Oil: All pure oils are fats and contain no carbohydrates, therefore they contain no FODMAPs.

Sugar: Monash University and FODMAP Friendly have both lab tested white, granulated sugar. Monash states that a Green Light low FODMAP serving size of white sugar is ¼ cup (50 g). FODMAP Friendly simply states that they have tested 1 tablespoon and that it is low FODMAP. Regular granulated white sugar is sucrose, which is a disaccharide made up of equal parts glucose and fructose. Sucrose is broken down and absorbed efficiently in the small intestine.

Tomatoes: Both Monash University and FODMAP Friendly have lab tested common, beefsteak tomatoes. Monash University lab tests have shown no FODMAPs. FODMAP Friendly gives them a “Pass” at ½ cup (75 g) portions. Cherry tomatoes and Plum (Roma) tomatoes have also been tested by Monash and FODMAP Friendly.

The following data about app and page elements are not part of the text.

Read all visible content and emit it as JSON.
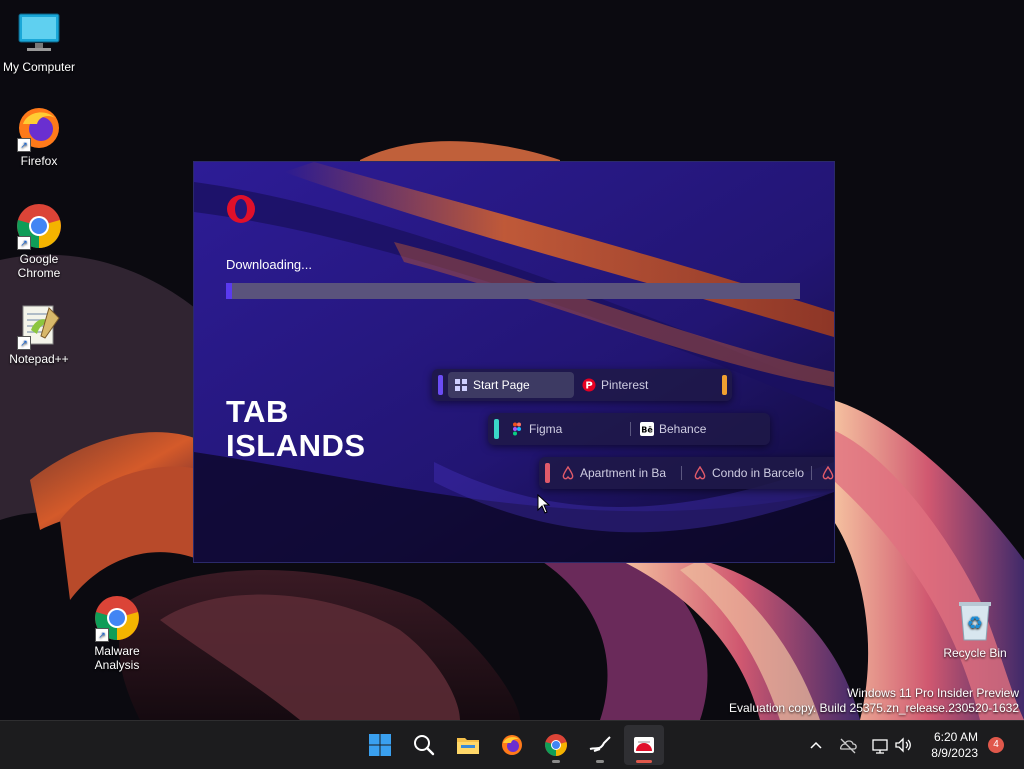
{
  "desktop": {
    "icons": [
      {
        "label": "My Computer"
      },
      {
        "label": "Firefox"
      },
      {
        "label": "Google\nChrome",
        "line1": "Google",
        "line2": "Chrome"
      },
      {
        "label": "Notepad++"
      },
      {
        "label": "Malware Analysis",
        "line1": "Malware",
        "line2": "Analysis"
      },
      {
        "label": "Recycle Bin"
      }
    ],
    "watermark": {
      "line1": "Windows 11 Pro Insider Preview",
      "line2": "Evaluation copy. Build 25375.zn_release.230520-1632"
    }
  },
  "installer": {
    "status": "Downloading...",
    "progress_fraction": 0.01,
    "promo_title_line1": "TAB",
    "promo_title_line2": "ISLANDS",
    "islands": [
      {
        "tabs": [
          "Start Page",
          "Pinterest"
        ],
        "accent": "#6b4cf5",
        "right_accent": "#f0a030"
      },
      {
        "tabs": [
          "Figma",
          "Behance"
        ],
        "accent": "#3ad6c8"
      },
      {
        "tabs": [
          "Apartment in Ba",
          "Condo in Barcelo"
        ],
        "accent": "#e05a6a"
      }
    ]
  },
  "taskbar": {
    "apps": [
      "start-icon",
      "search-icon",
      "file-explorer-icon",
      "firefox-icon",
      "chrome-icon",
      "app-icon",
      "opera-installer-icon"
    ],
    "time": "6:20 AM",
    "date": "8/9/2023",
    "notification_count": "4"
  },
  "colors": {
    "accent": "#5a3af0",
    "taskbar": "#1c1c1e",
    "window_bg": "#26177a"
  }
}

Both Monash and FODMAP Friendly recommend 75 g of cherry tomatoes as a serving (about 5 or ½ cup) and 75 g of plum or Roma tomatoes, which is about 1 small tomato or ½ cup.

Yeast: Yeast – fresh, dry and instant – are all low FODMAP.

Please always refer to the Monash University & FODMAP Friendly smartphone apps for the most up-to-date lab tested information. As always, your tolerance is what counts; please eat accordingly. The ultimate goal of the low FODMAP diet is to eat as broadly as possible, without triggering symptoms, for the healthiest microbiome.

Course: Appetizer, Breakfast, Dinner, lunch, Snack
Cuisine: American & Italian

Nutrition

Calories: 306kcal | Carbohydrates: 46g | Protein: 17g | Fat: 6g | Sodium: 517mg | Potassium: 1mg | Sugar: 1g | Calcium: 1mg | Iron: 1mg

All nutritional information is based on third-party calculations and should be considered estimates. Actual nutritional content will vary with brands used, measuring methods, portion sizes and more. For a more detailed explanation, please read our article Understanding The Nutrition Panel Within Our Recipes.